“We talked to about 500 people over four days,” Walls said. “Over half didn’t know Opequon Creek flowed through the Martinsburg area, and they’ve lived here for years. That was astonishing to me.”
Walls is leading an effort to create maps for people who want to paddle lesser known creeks in the Upper Potomac watershed, which are typically very rural stretches bounded by forests and farms.
He had the maps at his booth, and a lot of people took them.
“This is an important project for me because we’re trying to promote access to the rivers, to help people know and enjoy their local rivers,” Walls said. “These water trail maps are one way to do that and maybe even revitalize these areas with some tourism.”

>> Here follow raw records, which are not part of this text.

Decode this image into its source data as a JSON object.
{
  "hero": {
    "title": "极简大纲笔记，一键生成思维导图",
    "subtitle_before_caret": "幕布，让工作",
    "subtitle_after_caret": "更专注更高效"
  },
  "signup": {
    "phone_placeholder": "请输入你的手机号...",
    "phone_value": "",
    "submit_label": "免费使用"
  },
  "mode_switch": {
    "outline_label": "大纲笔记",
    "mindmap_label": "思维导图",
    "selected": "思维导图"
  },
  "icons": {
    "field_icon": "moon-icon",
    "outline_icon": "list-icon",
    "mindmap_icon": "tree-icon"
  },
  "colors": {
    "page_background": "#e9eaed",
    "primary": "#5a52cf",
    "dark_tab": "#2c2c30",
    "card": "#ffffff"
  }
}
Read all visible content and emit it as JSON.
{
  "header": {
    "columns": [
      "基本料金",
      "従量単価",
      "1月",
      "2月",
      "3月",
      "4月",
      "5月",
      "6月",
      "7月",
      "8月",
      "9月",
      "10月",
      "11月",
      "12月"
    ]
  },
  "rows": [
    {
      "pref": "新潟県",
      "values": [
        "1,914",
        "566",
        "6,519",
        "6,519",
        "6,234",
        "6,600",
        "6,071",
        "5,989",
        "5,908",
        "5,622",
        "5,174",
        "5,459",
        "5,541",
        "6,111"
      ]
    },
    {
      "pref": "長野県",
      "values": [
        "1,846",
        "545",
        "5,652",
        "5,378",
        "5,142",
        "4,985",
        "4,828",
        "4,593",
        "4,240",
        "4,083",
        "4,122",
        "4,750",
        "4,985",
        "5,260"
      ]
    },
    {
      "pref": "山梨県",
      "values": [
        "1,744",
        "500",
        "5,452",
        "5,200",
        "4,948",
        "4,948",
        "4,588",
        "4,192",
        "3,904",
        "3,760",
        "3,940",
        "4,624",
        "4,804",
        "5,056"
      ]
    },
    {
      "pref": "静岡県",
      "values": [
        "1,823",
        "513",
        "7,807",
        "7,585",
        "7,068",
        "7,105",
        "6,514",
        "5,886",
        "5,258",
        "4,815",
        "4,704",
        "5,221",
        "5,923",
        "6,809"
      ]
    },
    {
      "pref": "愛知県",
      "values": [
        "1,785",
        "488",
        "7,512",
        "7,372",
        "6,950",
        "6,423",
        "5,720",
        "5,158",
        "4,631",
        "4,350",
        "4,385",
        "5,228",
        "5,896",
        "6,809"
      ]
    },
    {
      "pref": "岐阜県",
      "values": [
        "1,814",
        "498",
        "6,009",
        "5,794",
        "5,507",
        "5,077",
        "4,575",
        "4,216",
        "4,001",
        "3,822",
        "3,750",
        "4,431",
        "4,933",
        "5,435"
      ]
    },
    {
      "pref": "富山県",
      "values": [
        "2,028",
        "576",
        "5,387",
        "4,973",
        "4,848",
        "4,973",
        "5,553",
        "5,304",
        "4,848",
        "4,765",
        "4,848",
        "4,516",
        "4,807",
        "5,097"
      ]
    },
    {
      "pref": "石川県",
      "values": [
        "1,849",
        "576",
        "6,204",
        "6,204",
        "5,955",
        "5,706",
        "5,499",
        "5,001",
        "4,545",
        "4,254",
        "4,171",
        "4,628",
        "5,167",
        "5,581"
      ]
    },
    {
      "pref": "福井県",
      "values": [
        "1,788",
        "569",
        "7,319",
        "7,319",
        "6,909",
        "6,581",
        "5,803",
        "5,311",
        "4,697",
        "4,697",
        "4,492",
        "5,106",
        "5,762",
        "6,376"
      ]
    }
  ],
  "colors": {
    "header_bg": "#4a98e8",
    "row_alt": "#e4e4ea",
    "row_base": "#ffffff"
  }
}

Walls has published two maps so far. The first is for Opequon Creek, created with help from the Opequon Creek Project Team, a local watershed group. The second is for Patterson Creek.
Opequon Creek flows north from Virginia, through West Virginia to its confluence with the Potomac River northeast of Martinsburg in Berkeley County. The map covers the West Virginia portion, about 35 miles of stream that are routinely stocked with trout and smallmouth bass.
Walls said it’s a perfect float for beginners, is family-friendly and has enough water flow to paddle nearly year-round, including the summer. You’ll be treated to woodland scenery along most of the shores, with lots of deer, a heron rookery and huge sycamore trees.
“It’s a very mild, gentle float, with beautiful geological formations,” Walls said.
The map pinpoints 12 public access sites for launching or taking out canoes or kayaks, which means lots of options for paddles of different lengths. The distance between most sites is approximately 1 or 2 miles.
Patterson Creek is a smaller stream; its best depths for paddling occur in the spring and late fall after rain. It flows about 37 miles from Lahmansville, WV, until it joins the North Branch of the Potomac River near Cumberland, MD.
“Patterson Creek has a beautiful eastern mountain ridge for a backdrop, and lots of bald eagles,” Walls said.
Fort Ashby is the main town along its course. A popular float with local residents is the stretch between Fort Ashby and the mouth of the creek at the Potomac River. Eagle’s Nest Campground, which Walls describes as an up-and-coming place to go, is along the way on the west bank of the stream.
Some stretches require a little more paddling skill than does the Opequon, and distances between the seven access points tend to be a bit longer, ranging from about 2.5 miles to slightly more than 5 miles.
“Patterson Creek is beautiful and very, very rural. Not many people know about it,” Walls said.
The maps are free — waterproof and clearly labeled to show places where you can park your car, launch a canoe or kayak, fish, go tubing or swim. They also show the distance between access points and information about river gauges that indicate if the flow is high enough for a good float trip.
Walls’ work is still under way “The idea is to develop a pack of these maps for all of the trips in the upper Potomac,” he said.
The maps for Patterson and Opequon Creeks will soon be available on-line in Adobe Acrobat format (pdfs) at www.potomacriverkeeper.org.
Until then, Walls welcomes your map requests (either pdf or hard copy) by phone or e-mail. Contact him at firstname.lastname@example.org or 304-707-4095.